How do we know Bill Nye never said this thing about gender being determined by your chromosomes? Because we can watch the entire episode for ourselves.
So what did Nye actually say?
Our genes are stored in parts of our cells called chromosomes. They look like this. Chromosomes contain all of the genetic information, all of the instructions you need to make a person. Now humans have 23 pairs of chromosomes for a total of 46. It's like the instruction are stored in 46 books.
You can watch the entire episode on YouTube, if you're so inclined, or I've trimmed it down to just the part in question and uploaded it here. But just remember that people can make up fake screenshots pretty easily.
If you have to share a very real screenshot of Bill Nye laying down some amazing science facts, share the image below. I assure you it's one hundred per cent real.
11) Is this a photo of US police burning down tipis in North Dakota?
There's no disputing that police have brutalised protesters of the Dakota Access Pipeline (DAPL) in North Dakota over the past year. But this photo of burning tipis, which went viral, isn't from the protests.
Twitter user Lina Lightbringer tweeted out the photo with the caption, "America, 2017. Police, burning down the NoDAPL home base, tipis and all. Utterly, thoroughly, grotesque & monstrous." As bad as it looks, however, it's totally fake. A version of the photo was actually used as a publicity shot for the 2007 HBO TV movie Bury My Heart at Wounded Knee. You can see the original at HBO's website.
Not only has the altered photo been cropped to take out the man on the horse, whoever made it also added snow and hay bales.
So, what have the campsites of the protests really looked like over the past year? Militarised police shooting protesters with water cannons in sub-freezing temperatures and spraying protesters with pepper spray.
Protesters confront police in riot gear as a haze of pepper spray wafts over the river on 2 November 2016 (AP Photo/John L. Mone)
Make no mistake that protesters and the journalists covering the protest have been brutalised by police. The response has been horrifying for people who believe that Native Americans should have a say in the way that their land and resources are being used. But that photo is totally fake, and it does a disservice to the cause of the water protectors when people spread fake information, knowingly or not.
12) Is this photo of a shark from Hurricane Harvey?
— Jason Michael (@Jeggit) August 28, 2017
This year, Houston experienced catastrophic flooding as the aftermath of Hurricane Harvey relentlessly dumped rain on the region. Images of heroism and destruction made the rounds on Twitter. And so did the above shark photo. Again.
For the uninitiated, there is a photo of a giant shark swimming through inundated streets that pops up like clockwork any time major flooding enters the news cycle. It's totally fake.

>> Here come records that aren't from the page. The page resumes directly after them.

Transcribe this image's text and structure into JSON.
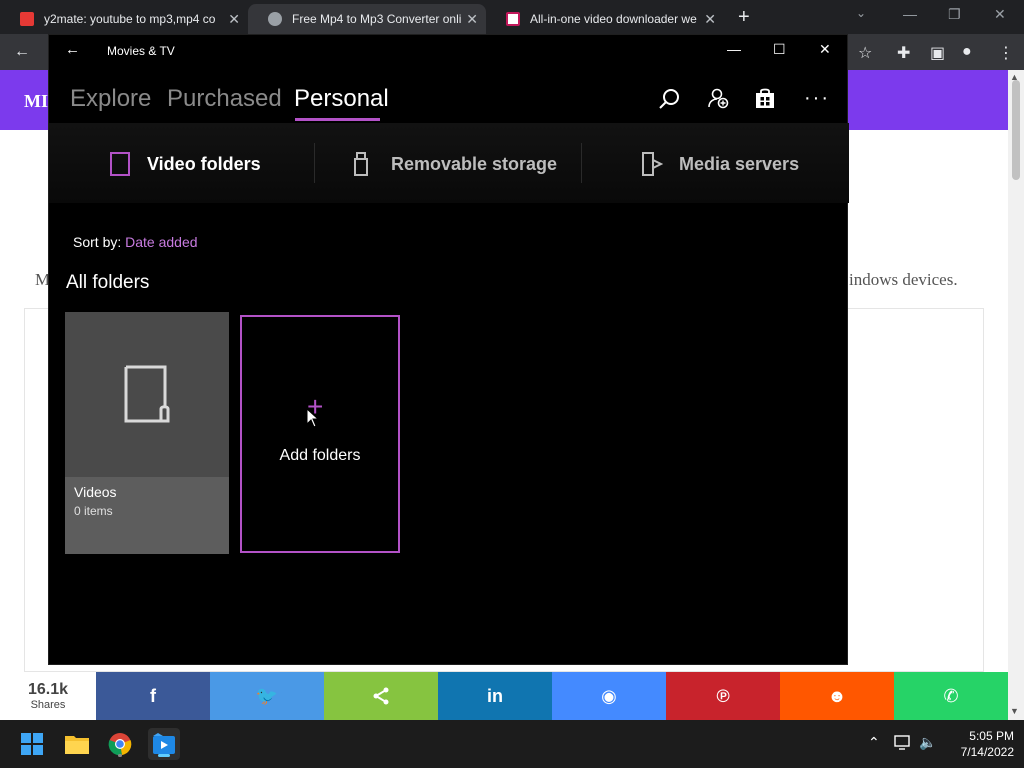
{
  "browser": {
    "tabs": [
      {
        "title": "y2mate: youtube to mp3,mp4 co",
        "active": false
      },
      {
        "title": "Free Mp4 to Mp3 Converter onli",
        "active": true
      },
      {
        "title": "All-in-one video downloader we",
        "active": false
      }
    ],
    "newtab": "+"
  },
  "webpage": {
    "logo": "MI",
    "text_left": "M",
    "text_right": "indows devices."
  },
  "share": {
    "count": "16.1k",
    "count_label": "Shares",
    "buttons": [
      {
        "icon": "facebook-icon",
        "glyph": "f",
        "color": "#3b5998"
      },
      {
        "icon": "twitter-icon",
        "glyph": "🐦",
        "color": "#4a99e6"
      },
      {
        "icon": "share-icon",
        "glyph": "⟨",
        "color": "#86c440"
      },
      {
        "icon": "linkedin-icon",
        "glyph": "in",
        "color": "#1075b0"
      },
      {
        "icon": "messenger-icon",
        "glyph": "◉",
        "color": "#448aff"
      },
      {
        "icon": "pinterest-icon",
        "glyph": "℗",
        "color": "#c8232c"
      },
      {
        "icon": "reddit-icon",
        "glyph": "☻",
        "color": "#ff5700"
      },
      {
        "icon": "whatsapp-icon",
        "glyph": "✆",
        "color": "#26d367"
      }
    ]
  },
  "app": {
    "title": "Movies & TV",
    "nav": {
      "tabs": [
        "Explore",
        "Purchased",
        "Personal"
      ],
      "active": "Personal"
    },
    "categories": [
      "Video folders",
      "Removable storage",
      "Media servers"
    ],
    "sort": {
      "label": "Sort by:",
      "value": "Date added"
    },
    "section_title": "All folders",
    "tiles": {
      "videos": {
        "name": "Videos",
        "count": "0 items"
      },
      "add": {
        "label": "Add folders"
      }
    },
    "accent": "#b352c7"
  },
  "taskbar": {
    "time": "5:05 PM",
    "date": "7/14/2022"
  }
}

As Snopes pointed out years ago, the great white shark, which appears to be casually swimming down a flooded city street, originates from a 2005 magazine spread in Africa Geographic. It was later photoshopped by hoaxers to make it look like the shark has found its way to an urban setting. Despite being fake, the shark previously went viral during Hurricane Irene in 2011, Hurricane Sandy in 2012, Hurricane Matthew in 2016, and during flash floods in Texas in 2015.
It's really remarkable that after years of being debunked, the hoaxers still manage to get the image to go viral. The tweet above claiming the shark is swimming down the Houston highway during Hurricane Harvey received thousands of retweets.